In septic adults, increased Vo2 and EE have been explained as response to bacterial toxins, mediators as interleukin-1, tumor necrosis factor, prostanoids, hormones, and radicals.5 Endotoxin has been shown to trigger hypermetabolic response mainly in splanchnic organs.24 Tumor necrosis factor can induce a similar metabolic response as endotoxin.25 Stress hormones such as cortisol, glucagon, and catecholamines are released during sepsis. These hormones may impair glucose utilization and increase fat and protein oxidation, resulting in a catabolic state and increased Vo2 and EE.25 Despite increased EE, the septic infants showed a positive energy balance of approximately 20 kcal/kg/d during the first 2 observation days (Table 3).
Moreover, Vo2 and EE may increase in septic patients as a result of tachycardia, tachypnea, and fever. Pierro et al11 determined the relationship between heart rate and energy expenditure in newborn infants and found that each beat resulted in a rise in EE by 0.2 kcal/kg. In the septic neonates of our study, heart rate was increased by 12 minutes−1 during the first 3 observation days. This increase in heart rate may have caused an increase in EE by 2.5 kcal/kg/d. In preterm infants with bronchopulmonary dysplasia, increase in respiratory rate was associated with a rise of EE by 0.7 kcal/kg/d per breath.21 Thus, the increase in respiratory rate by 16 minutes−1 at days 1 and 2 may have increased EE by 11 kcal/kg/d in the septic neonates. The septic neonates in our study had normal rectal temperatures and were studied in a thermoneutral environment. It is therefore unlikely that EE for thermoregulation was increased in the septic neonates.

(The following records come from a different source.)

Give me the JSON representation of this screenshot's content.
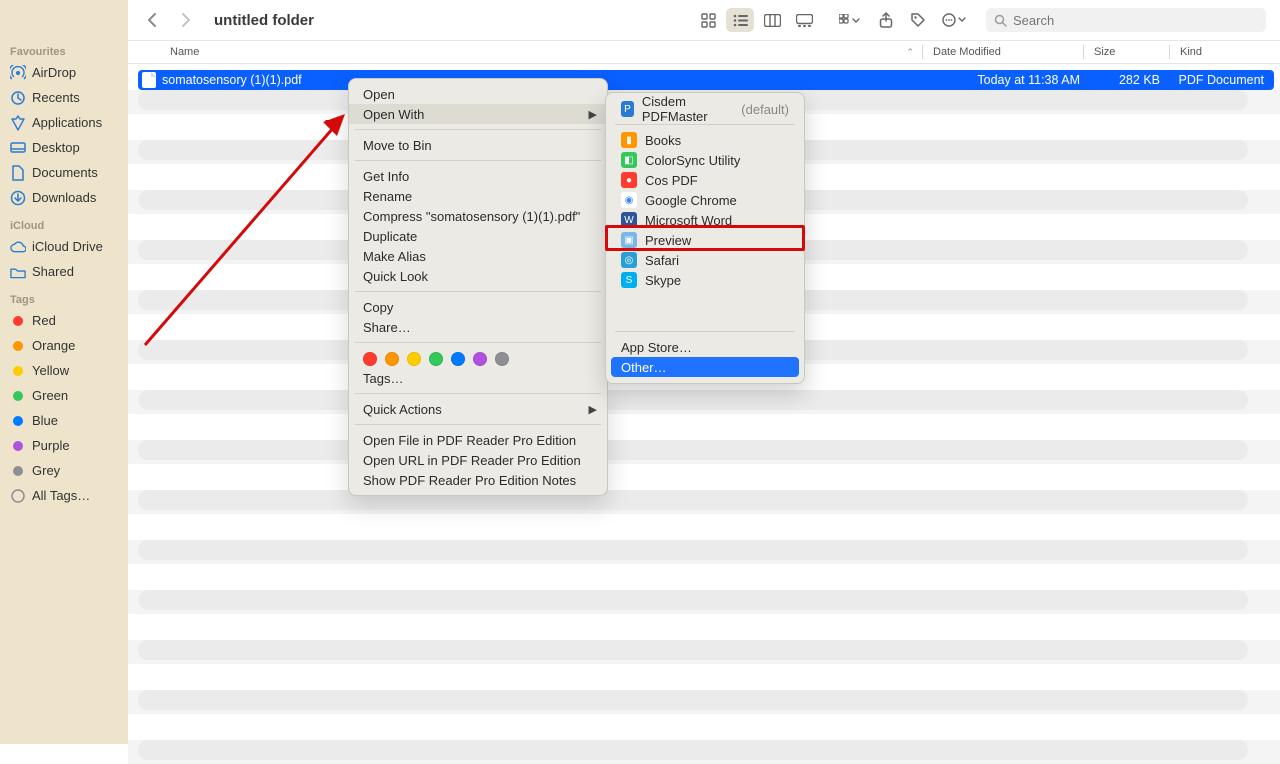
{
  "window_title": "untitled folder",
  "search_placeholder": "Search",
  "sidebar": {
    "sections": [
      {
        "title": "Favourites",
        "items": [
          {
            "label": "AirDrop",
            "icon": "airdrop-icon"
          },
          {
            "label": "Recents",
            "icon": "clock-icon"
          },
          {
            "label": "Applications",
            "icon": "apps-icon"
          },
          {
            "label": "Desktop",
            "icon": "desktop-icon"
          },
          {
            "label": "Documents",
            "icon": "document-icon"
          },
          {
            "label": "Downloads",
            "icon": "downloads-icon"
          }
        ]
      },
      {
        "title": "iCloud",
        "items": [
          {
            "label": "iCloud Drive",
            "icon": "cloud-icon"
          },
          {
            "label": "Shared",
            "icon": "shared-icon"
          }
        ]
      },
      {
        "title": "Tags",
        "items": [
          {
            "label": "Red",
            "color": "#ff3b30"
          },
          {
            "label": "Orange",
            "color": "#ff9500"
          },
          {
            "label": "Yellow",
            "color": "#ffcc00"
          },
          {
            "label": "Green",
            "color": "#34c759"
          },
          {
            "label": "Blue",
            "color": "#007aff"
          },
          {
            "label": "Purple",
            "color": "#af52de"
          },
          {
            "label": "Grey",
            "color": "#8e8e93"
          },
          {
            "label": "All Tags…",
            "icon": "alltags-icon"
          }
        ]
      }
    ]
  },
  "columns": {
    "name": "Name",
    "date": "Date Modified",
    "size": "Size",
    "kind": "Kind"
  },
  "file": {
    "name": "somatosensory (1)(1).pdf",
    "date": "Today at 11:38 AM",
    "size": "282 KB",
    "kind": "PDF Document"
  },
  "context_menu": {
    "items": [
      {
        "label": "Open"
      },
      {
        "label": "Open With",
        "hl": true,
        "submenu": true
      },
      {
        "sep": true
      },
      {
        "label": "Move to Bin"
      },
      {
        "sep": true
      },
      {
        "label": "Get Info"
      },
      {
        "label": "Rename"
      },
      {
        "label": "Compress \"somatosensory (1)(1).pdf\""
      },
      {
        "label": "Duplicate"
      },
      {
        "label": "Make Alias"
      },
      {
        "label": "Quick Look"
      },
      {
        "sep": true
      },
      {
        "label": "Copy"
      },
      {
        "label": "Share…"
      },
      {
        "sep": true
      },
      {
        "tags": true,
        "colors": [
          "#ff3b30",
          "#ff9500",
          "#ffcc00",
          "#34c759",
          "#007aff",
          "#af52de",
          "#8e8e93"
        ]
      },
      {
        "label": "Tags…"
      },
      {
        "sep": true
      },
      {
        "label": "Quick Actions",
        "submenu": true
      },
      {
        "sep": true
      },
      {
        "label": "Open File in PDF Reader Pro Edition"
      },
      {
        "label": "Open URL in PDF Reader Pro Edition"
      },
      {
        "label": "Show PDF Reader Pro Edition Notes"
      }
    ]
  },
  "submenu": {
    "default_app": {
      "label": "Cisdem PDFMaster",
      "suffix": "(default)",
      "bg": "#2a7bd4",
      "glyph": "P"
    },
    "apps": [
      {
        "label": "Books",
        "bg": "#ff9500",
        "glyph": "▮"
      },
      {
        "label": "ColorSync Utility",
        "bg": "#34c759",
        "glyph": "◧"
      },
      {
        "label": "Cos PDF",
        "bg": "#ff3b30",
        "glyph": "●"
      },
      {
        "label": "Google Chrome",
        "bg": "#ffffff",
        "glyph": "◉",
        "fg": "#4285f4"
      },
      {
        "label": "Microsoft Word",
        "bg": "#2b579a",
        "glyph": "W"
      },
      {
        "label": "Preview",
        "bg": "#7bb7e6",
        "glyph": "▣",
        "highlight": true
      },
      {
        "label": "Safari",
        "bg": "#2a9fd6",
        "glyph": "◎"
      },
      {
        "label": "Skype",
        "bg": "#00aff0",
        "glyph": "S"
      }
    ],
    "footer": [
      {
        "label": "App Store…"
      },
      {
        "label": "Other…",
        "selected": true
      }
    ]
  }
}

Full-term neonates with uncomplicated sepsis syndrome have elevated Vo2 and EE values during the first 4 days of the disease. The rise in EE may be explained by increased heart rate and respiratory rate.

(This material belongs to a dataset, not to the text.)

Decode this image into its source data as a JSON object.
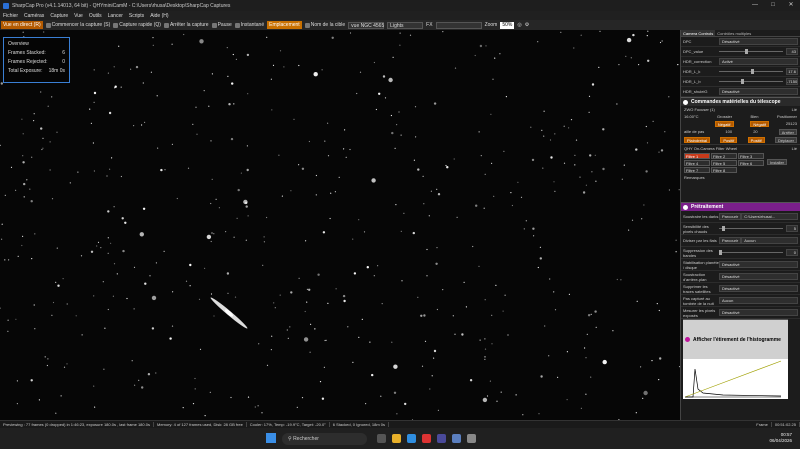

- Received April 29, 2002.
- Accepted August 6, 2002.
- Reprint requests to (J.B.) Division of Neonatology, Department of Pediatrics, University of Heidelberg, Im Neuenheimer Feld 150, D-69120 Heidelberg, Germany. E-mail:
- ↵Sauer PJJ. Neonatal energy metabolism. In: Richard CM, ed. Principles of Perinatal-Neonatal Metabolism. Heidelberg, Germany: Springer-Verlag; 1997:1027–1043
- ↵Richardson DK, Gray JE, McCormick MC, Workman K, Goldmann DA. Score for neonatal acute physiology: physiologic severity index for neonatal intensive care. Pediatrics.91 :617– 623
- ↵Freymond D, Schutz Y, Decombaz J, Micheli J-L, Jequier E. Energy balance, physical activity, and thermogenic effect of feeding in premature infants. Pediatr Res.1986;20 :503– 508
- ↵Bauer J, Maier K, Linderkamp O, Hentschel R. Effect of caffeine on oxygen consumption and metabolic rate in very low birth weight infants with idiopathic apnea. Pediatrics.2001;107 :660– 663
- ↵Stothers JK, Warner RM. Effect of feeding on neonatal oxygen consumption. Arch Dis Child.1979;54 :415– 420
- ↵Meer de K, Westerterp KR, Houwen RHJ, Brouwers HAA, Berger R, Okken A. Total energy expenditure in infants with bronchopulmonary dysplasia is associated with respiratory status. Eur J Pediatr.1997;56 :299– 304
- ↵Forsyth JS, Crighton A. Low birth weight infants and total parenteral nutrition immediately after birth: I. Energy expenditure and respiratory quotient of ventilated and non-ventilated infants. Arch Dis Child Fetal Neonatal Ed.1995;73 :F4– F7
- Copyright © 2002 by the American Academy of Pediatrics